Try it
Locate and copy each line in the data that contains the word "JSON".

** Given data follows **

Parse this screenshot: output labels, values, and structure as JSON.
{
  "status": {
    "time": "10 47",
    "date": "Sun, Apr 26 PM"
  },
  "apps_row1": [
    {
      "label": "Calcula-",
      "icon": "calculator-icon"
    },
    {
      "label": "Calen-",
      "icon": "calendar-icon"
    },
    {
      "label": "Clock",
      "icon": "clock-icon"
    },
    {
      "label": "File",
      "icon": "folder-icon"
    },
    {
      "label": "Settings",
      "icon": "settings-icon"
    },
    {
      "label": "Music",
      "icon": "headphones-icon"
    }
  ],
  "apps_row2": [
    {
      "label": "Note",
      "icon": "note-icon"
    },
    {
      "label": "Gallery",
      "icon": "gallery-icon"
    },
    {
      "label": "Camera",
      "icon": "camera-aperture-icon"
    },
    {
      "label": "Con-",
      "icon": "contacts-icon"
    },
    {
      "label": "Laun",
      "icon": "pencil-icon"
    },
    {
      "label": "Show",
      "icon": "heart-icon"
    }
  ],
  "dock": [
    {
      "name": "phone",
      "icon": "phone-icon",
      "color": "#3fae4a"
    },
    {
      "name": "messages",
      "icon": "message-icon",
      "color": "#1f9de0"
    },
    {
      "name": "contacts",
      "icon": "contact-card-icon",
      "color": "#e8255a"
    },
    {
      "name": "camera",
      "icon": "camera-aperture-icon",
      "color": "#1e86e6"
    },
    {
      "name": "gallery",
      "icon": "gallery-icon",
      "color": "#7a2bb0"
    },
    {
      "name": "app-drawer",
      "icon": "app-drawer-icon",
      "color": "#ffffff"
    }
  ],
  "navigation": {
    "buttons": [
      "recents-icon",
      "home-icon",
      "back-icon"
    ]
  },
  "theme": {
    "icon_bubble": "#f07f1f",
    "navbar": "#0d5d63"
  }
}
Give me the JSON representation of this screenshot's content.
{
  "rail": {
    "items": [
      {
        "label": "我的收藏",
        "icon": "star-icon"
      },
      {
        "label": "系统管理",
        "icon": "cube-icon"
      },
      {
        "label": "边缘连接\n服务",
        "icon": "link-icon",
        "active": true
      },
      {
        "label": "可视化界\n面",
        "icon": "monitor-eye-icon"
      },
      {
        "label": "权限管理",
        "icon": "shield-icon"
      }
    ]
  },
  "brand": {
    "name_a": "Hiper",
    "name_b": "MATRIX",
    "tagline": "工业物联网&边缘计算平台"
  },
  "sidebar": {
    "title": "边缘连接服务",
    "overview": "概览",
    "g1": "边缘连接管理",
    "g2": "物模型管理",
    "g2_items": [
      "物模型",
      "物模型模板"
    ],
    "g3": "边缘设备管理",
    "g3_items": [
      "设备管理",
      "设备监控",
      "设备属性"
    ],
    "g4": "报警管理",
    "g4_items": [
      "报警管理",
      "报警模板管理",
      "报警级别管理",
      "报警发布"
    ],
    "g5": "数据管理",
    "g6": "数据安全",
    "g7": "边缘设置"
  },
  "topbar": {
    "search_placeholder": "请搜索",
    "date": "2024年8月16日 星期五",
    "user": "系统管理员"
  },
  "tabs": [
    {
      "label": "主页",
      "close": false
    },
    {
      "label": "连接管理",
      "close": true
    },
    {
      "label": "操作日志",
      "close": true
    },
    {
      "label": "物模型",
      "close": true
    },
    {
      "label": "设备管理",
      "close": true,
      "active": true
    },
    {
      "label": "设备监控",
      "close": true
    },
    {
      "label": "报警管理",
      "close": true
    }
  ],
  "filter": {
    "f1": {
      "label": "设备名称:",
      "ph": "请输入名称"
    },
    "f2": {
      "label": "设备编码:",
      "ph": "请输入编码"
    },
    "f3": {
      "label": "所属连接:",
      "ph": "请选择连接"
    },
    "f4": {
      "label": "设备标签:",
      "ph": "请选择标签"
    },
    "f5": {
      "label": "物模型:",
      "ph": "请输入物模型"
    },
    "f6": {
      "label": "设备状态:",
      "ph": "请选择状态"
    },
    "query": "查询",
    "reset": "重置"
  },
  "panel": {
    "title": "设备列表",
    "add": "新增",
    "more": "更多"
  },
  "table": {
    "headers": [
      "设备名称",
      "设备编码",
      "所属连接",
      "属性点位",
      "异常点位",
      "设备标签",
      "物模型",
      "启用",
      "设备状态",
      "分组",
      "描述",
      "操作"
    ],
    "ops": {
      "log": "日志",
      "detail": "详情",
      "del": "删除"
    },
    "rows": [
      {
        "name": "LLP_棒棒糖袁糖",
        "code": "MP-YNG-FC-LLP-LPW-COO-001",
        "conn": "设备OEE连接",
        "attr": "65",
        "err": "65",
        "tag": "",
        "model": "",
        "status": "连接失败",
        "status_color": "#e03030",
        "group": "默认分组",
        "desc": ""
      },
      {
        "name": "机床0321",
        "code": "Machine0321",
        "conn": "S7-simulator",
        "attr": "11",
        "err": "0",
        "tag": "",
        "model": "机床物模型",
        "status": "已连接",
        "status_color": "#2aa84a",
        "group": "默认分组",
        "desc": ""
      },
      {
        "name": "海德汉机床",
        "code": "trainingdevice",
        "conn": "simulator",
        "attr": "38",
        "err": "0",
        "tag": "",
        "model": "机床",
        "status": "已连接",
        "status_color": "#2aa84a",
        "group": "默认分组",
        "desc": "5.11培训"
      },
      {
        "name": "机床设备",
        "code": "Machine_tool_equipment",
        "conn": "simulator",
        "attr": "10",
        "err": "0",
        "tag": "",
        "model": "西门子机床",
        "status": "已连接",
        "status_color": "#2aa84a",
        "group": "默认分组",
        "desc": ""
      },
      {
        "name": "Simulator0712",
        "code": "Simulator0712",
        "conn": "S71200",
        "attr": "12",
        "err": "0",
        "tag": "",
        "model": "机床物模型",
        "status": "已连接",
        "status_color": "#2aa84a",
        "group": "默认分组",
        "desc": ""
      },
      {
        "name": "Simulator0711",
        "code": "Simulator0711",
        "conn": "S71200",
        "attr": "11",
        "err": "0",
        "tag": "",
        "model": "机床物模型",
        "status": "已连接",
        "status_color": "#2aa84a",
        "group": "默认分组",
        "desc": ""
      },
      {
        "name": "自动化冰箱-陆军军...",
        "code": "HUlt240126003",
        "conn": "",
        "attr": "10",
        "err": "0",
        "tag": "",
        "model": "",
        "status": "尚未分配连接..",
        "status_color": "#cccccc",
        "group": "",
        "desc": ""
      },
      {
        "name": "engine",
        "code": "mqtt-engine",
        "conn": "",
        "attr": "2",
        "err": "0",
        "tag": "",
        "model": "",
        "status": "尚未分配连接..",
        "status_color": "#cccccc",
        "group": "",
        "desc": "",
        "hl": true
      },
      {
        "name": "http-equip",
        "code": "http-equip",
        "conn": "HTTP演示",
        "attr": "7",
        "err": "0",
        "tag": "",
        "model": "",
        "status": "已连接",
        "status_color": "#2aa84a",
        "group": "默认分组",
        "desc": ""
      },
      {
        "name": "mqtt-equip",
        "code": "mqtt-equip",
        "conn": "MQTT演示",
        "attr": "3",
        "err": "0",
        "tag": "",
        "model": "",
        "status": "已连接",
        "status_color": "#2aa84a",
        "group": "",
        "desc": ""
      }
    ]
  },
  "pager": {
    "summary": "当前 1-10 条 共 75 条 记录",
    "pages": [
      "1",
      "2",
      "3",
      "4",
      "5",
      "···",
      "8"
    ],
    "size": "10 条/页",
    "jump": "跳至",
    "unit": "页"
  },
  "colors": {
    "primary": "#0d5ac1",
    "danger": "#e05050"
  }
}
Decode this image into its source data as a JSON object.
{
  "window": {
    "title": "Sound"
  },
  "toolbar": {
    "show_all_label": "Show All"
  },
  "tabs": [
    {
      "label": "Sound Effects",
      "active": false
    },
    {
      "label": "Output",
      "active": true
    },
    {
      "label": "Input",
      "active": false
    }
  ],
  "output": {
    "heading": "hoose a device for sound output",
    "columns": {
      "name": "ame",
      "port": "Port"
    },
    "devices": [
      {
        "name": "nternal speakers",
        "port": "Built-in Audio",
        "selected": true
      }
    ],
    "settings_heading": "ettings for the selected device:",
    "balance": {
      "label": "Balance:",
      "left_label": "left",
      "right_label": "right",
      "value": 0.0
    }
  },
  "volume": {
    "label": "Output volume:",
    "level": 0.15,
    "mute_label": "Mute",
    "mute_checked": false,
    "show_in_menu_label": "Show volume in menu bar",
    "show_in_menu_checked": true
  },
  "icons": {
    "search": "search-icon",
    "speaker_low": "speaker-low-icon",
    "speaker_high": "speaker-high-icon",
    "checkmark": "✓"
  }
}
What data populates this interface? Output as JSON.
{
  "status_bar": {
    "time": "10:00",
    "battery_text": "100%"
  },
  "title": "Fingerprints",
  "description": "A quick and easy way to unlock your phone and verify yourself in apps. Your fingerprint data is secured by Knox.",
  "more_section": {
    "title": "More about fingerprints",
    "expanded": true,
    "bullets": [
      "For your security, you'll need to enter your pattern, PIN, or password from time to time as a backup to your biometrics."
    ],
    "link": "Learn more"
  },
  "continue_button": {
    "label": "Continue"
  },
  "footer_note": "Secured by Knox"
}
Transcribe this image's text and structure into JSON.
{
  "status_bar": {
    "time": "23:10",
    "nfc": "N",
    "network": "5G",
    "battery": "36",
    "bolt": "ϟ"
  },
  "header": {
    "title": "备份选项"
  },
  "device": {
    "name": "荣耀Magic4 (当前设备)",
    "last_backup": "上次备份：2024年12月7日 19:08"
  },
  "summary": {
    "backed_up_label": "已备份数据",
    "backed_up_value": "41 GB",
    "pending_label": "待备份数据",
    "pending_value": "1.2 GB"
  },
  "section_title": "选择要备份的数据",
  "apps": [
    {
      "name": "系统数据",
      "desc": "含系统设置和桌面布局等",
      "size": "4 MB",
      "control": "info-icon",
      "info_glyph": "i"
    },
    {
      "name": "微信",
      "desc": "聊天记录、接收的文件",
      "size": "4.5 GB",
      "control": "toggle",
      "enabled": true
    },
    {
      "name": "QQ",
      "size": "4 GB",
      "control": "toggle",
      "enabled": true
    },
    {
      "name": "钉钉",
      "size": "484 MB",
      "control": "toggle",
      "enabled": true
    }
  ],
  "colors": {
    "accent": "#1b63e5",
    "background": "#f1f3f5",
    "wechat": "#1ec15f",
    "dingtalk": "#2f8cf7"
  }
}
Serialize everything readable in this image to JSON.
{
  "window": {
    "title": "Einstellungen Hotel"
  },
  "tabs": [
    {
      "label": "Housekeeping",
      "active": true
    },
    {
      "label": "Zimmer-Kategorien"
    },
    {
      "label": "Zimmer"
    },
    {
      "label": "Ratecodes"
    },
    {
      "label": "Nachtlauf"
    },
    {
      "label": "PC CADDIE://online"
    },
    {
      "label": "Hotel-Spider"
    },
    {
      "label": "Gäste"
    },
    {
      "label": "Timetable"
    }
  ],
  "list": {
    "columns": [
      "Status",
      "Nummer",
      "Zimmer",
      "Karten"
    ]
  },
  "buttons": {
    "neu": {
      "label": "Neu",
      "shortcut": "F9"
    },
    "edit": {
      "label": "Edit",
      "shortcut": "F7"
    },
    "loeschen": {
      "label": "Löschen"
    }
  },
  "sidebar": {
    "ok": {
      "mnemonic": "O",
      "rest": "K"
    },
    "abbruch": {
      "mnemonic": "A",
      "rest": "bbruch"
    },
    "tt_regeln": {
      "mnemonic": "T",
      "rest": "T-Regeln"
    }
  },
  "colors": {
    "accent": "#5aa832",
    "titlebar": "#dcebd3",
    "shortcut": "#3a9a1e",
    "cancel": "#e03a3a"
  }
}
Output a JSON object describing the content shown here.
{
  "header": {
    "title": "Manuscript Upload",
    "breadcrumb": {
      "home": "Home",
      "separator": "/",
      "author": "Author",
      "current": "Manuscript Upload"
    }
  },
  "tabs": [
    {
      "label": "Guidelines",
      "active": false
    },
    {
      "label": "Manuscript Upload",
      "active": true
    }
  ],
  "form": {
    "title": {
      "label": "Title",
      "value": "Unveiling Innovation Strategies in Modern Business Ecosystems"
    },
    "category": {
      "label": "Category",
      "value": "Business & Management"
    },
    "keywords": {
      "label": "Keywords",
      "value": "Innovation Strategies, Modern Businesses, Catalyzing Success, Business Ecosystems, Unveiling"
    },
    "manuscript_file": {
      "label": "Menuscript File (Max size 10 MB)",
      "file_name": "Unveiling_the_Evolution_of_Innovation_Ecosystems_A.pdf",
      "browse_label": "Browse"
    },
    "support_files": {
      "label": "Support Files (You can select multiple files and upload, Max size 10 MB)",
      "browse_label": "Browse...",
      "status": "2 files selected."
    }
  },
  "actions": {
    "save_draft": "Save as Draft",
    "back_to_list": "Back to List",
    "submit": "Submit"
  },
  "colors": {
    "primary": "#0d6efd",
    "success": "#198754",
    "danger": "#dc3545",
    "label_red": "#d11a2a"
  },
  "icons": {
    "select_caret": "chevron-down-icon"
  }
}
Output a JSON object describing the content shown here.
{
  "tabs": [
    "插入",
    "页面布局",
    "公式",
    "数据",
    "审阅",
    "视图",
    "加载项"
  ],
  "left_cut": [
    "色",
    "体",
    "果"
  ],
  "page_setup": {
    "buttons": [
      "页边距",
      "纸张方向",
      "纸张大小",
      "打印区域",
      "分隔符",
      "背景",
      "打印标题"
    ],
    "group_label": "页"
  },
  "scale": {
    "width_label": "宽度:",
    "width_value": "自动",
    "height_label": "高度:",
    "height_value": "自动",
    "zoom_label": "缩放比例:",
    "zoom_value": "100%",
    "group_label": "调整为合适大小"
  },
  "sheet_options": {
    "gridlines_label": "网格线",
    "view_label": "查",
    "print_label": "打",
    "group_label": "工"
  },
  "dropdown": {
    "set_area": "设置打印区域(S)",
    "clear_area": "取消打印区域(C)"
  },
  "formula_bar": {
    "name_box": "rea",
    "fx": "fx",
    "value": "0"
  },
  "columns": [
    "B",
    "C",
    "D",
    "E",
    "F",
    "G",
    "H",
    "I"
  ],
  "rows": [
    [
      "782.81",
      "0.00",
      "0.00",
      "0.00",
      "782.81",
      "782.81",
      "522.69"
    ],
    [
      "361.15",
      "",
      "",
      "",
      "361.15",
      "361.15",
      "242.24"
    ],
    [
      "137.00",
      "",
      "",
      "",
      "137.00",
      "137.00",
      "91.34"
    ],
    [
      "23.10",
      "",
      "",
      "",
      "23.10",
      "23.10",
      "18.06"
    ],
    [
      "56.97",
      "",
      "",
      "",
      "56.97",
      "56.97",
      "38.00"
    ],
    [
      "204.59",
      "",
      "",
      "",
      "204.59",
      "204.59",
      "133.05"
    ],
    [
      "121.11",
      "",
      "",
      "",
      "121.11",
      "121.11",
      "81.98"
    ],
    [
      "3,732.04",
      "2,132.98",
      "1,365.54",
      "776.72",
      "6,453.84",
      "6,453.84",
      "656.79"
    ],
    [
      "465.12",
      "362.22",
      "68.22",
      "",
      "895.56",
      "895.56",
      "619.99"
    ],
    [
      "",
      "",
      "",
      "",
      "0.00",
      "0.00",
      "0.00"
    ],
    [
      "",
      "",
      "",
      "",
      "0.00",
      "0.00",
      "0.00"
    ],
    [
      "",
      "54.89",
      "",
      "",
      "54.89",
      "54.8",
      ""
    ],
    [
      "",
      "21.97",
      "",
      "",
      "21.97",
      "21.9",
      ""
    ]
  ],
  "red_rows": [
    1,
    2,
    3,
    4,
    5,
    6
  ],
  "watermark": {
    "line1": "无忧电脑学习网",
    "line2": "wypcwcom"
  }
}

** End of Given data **

Exercise solution
Parse this screenshot: output labels, values, and structure as JSON.
Give me the JSON representation of this screenshot's content.
Decode this image into its source data as a JSON object.
What data populates this interface? Output as JSON.
Transcribe this image's text and structure into JSON.
Serialize everything readable in this image to JSON.
Output a JSON object describing the content shown here.
Output a JSON object describing the content shown here.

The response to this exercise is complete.